Component data from apps and pages:
———

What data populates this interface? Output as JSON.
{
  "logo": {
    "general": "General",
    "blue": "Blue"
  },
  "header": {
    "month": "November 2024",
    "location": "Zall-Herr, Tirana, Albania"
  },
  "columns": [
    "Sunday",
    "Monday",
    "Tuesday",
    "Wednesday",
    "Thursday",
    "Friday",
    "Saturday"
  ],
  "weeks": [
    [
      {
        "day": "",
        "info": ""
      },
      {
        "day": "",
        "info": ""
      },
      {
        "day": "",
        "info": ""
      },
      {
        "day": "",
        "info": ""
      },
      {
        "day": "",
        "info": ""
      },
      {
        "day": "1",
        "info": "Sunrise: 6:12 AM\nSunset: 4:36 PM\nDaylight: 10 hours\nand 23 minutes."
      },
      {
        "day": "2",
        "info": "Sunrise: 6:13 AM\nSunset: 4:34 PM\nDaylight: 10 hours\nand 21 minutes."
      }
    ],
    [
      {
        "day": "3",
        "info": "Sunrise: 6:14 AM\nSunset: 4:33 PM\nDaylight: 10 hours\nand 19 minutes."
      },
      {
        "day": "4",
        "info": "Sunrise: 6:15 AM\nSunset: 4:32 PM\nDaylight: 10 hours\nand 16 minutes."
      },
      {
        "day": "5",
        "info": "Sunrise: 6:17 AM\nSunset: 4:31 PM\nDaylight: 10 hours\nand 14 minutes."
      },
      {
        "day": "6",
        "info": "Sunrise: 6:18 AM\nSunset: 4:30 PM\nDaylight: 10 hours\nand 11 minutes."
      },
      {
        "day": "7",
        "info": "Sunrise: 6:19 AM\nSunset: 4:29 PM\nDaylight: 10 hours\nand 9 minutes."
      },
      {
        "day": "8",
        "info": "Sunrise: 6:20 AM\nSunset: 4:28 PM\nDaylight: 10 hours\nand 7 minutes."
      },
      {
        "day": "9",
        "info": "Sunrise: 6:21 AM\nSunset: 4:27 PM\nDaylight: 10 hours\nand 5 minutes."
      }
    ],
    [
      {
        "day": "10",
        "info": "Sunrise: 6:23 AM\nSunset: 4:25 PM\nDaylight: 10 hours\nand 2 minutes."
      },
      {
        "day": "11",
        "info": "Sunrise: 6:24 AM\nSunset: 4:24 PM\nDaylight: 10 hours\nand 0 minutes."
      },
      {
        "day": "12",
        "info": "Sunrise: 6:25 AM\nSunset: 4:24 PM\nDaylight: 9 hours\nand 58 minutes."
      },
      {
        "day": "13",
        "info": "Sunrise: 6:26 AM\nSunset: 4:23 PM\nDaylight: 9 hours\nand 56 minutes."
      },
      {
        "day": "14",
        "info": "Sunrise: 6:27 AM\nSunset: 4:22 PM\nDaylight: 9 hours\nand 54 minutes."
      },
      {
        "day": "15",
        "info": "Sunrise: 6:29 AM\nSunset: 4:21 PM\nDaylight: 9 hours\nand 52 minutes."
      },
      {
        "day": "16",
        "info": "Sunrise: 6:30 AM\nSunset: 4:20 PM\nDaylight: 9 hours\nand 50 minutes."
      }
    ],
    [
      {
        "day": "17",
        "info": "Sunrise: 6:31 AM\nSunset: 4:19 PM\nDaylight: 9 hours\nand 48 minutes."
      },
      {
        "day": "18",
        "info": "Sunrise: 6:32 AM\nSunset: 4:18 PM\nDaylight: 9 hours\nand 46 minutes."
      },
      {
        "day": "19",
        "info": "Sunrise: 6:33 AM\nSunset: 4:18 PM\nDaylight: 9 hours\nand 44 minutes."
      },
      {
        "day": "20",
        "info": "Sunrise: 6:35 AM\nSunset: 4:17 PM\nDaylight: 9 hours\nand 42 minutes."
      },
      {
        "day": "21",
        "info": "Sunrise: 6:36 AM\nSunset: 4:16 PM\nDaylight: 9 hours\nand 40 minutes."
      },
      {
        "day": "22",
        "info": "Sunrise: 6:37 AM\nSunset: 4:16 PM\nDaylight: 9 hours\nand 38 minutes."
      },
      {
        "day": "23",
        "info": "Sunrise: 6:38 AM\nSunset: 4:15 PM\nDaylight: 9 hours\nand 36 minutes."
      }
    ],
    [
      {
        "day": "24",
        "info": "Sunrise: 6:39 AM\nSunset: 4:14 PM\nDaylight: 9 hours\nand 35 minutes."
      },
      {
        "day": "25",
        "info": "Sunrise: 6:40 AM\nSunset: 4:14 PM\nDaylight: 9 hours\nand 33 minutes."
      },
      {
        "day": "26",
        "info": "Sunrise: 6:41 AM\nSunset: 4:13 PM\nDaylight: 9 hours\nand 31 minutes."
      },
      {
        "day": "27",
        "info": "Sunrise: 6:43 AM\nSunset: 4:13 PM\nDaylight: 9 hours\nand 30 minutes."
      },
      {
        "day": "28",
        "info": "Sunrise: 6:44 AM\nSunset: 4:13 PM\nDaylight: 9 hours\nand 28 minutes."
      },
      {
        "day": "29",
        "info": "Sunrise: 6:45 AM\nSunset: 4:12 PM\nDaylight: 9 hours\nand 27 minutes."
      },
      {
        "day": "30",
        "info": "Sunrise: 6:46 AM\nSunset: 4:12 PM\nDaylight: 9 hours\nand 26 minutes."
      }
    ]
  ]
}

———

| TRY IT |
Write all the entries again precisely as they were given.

| EXERCISE SOLUTION |
What data populates this interface? Output as JSON.
{
  "logo": {
    "general": "General",
    "blue": "Blue"
  },
  "header": {
    "month": "November 2024",
    "location": "Zall-Herr, Tirana, Albania"
  },
  "columns": [
    "Sunday",
    "Monday",
    "Tuesday",
    "Wednesday",
    "Thursday",
    "Friday",
    "Saturday"
  ],
  "weeks": [
    [
      {
        "day": "",
        "info": ""
      },
      {
        "day": "",
        "info": ""
      },
      {
        "day": "",
        "info": ""
      },
      {
        "day": "",
        "info": ""
      },
      {
        "day": "",
        "info": ""
      },
      {
        "day": "1",
        "info": "Sunrise: 6:12 AM\nSunset: 4:36 PM\nDaylight: 10 hours\nand 23 minutes."
      },
      {
        "day": "2",
        "info": "Sunrise: 6:13 AM\nSunset: 4:34 PM\nDaylight: 10 hours\nand 21 minutes."
      }
    ],
    [
      {
        "day": "3",
        "info": "Sunrise: 6:14 AM\nSunset: 4:33 PM\nDaylight: 10 hours\nand 19 minutes."
      },
      {
        "day": "4",
        "info": "Sunrise: 6:15 AM\nSunset: 4:32 PM\nDaylight: 10 hours\nand 16 minutes."
      },
      {
        "day": "5",
        "info": "Sunrise: 6:17 AM\nSunset: 4:31 PM\nDaylight: 10 hours\nand 14 minutes."
      },
      {
        "day": "6",
        "info": "Sunrise: 6:18 AM\nSunset: 4:30 PM\nDaylight: 10 hours\nand 11 minutes."
      },
      {
        "day": "7",
        "info": "Sunrise: 6:19 AM\nSunset: 4:29 PM\nDaylight: 10 hours\nand 9 minutes."
      },
      {
        "day": "8",
        "info": "Sunrise: 6:20 AM\nSunset: 4:28 PM\nDaylight: 10 hours\nand 7 minutes."
      },
      {
        "day": "9",
        "info": "Sunrise: 6:21 AM\nSunset: 4:27 PM\nDaylight: 10 hours\nand 5 minutes."
      }
    ],
    [
      {
        "day": "10",
        "info": "Sunrise: 6:23 AM\nSunset: 4:25 PM\nDaylight: 10 hours\nand 2 minutes."
      },
      {
        "day": "11",
        "info": "Sunrise: 6:24 AM\nSunset: 4:24 PM\nDaylight: 10 hours\nand 0 minutes."
      },
      {
        "day": "12",
        "info": "Sunrise: 6:25 AM\nSunset: 4:24 PM\nDaylight: 9 hours\nand 58 minutes."
      },
      {
        "day": "13",
        "info": "Sunrise: 6:26 AM\nSunset: 4:23 PM\nDaylight: 9 hours\nand 56 minutes."
      },
      {
        "day": "14",
        "info": "Sunrise: 6:27 AM\nSunset: 4:22 PM\nDaylight: 9 hours\nand 54 minutes."
      },
      {
        "day": "15",
        "info": "Sunrise: 6:29 AM\nSunset: 4:21 PM\nDaylight: 9 hours\nand 52 minutes."
      },
      {
        "day": "16",
        "info": "Sunrise: 6:30 AM\nSunset: 4:20 PM\nDaylight: 9 hours\nand 50 minutes."
      }
    ],
    [
      {
        "day": "17",
        "info": "Sunrise: 6:31 AM\nSunset: 4:19 PM\nDaylight: 9 hours\nand 48 minutes."
      },
      {
        "day": "18",
        "info": "Sunrise: 6:32 AM\nSunset: 4:18 PM\nDaylight: 9 hours\nand 46 minutes."
      },
      {
        "day": "19",
        "info": "Sunrise: 6:33 AM\nSunset: 4:18 PM\nDaylight: 9 hours\nand 44 minutes."
      },
      {
        "day": "20",
        "info": "Sunrise: 6:35 AM\nSunset: 4:17 PM\nDaylight: 9 hours\nand 42 minutes."
      },
      {
        "day": "21",
        "info": "Sunrise: 6:36 AM\nSunset: 4:16 PM\nDaylight: 9 hours\nand 40 minutes."
      },
      {
        "day": "22",
        "info": "Sunrise: 6:37 AM\nSunset: 4:16 PM\nDaylight: 9 hours\nand 38 minutes."
      },
      {
        "day": "23",
        "info": "Sunrise: 6:38 AM\nSunset: 4:15 PM\nDaylight: 9 hours\nand 36 minutes."
      }
    ],
    [
      {
        "day": "24",
        "info": "Sunrise: 6:39 AM\nSunset: 4:14 PM\nDaylight: 9 hours\nand 35 minutes."
      },
      {
        "day": "25",
        "info": "Sunrise: 6:40 AM\nSunset: 4:14 PM\nDaylight: 9 hours\nand 33 minutes."
      },
      {
        "day": "26",
        "info": "Sunrise: 6:41 AM\nSunset: 4:13 PM\nDaylight: 9 hours\nand 31 minutes."
      },
      {
        "day": "27",
        "info": "Sunrise: 6:43 AM\nSunset: 4:13 PM\nDaylight: 9 hours\nand 30 minutes."
      },
      {
        "day": "28",
        "info": "Sunrise: 6:44 AM\nSunset: 4:13 PM\nDaylight: 9 hours\nand 28 minutes."
      },
      {
        "day": "29",
        "info": "Sunrise: 6:45 AM\nSunset: 4:12 PM\nDaylight: 9 hours\nand 27 minutes."
      },
      {
        "day": "30",
        "info": "Sunrise: 6:46 AM\nSunset: 4:12 PM\nDaylight: 9 hours\nand 26 minutes."
      }
    ]
  ]
}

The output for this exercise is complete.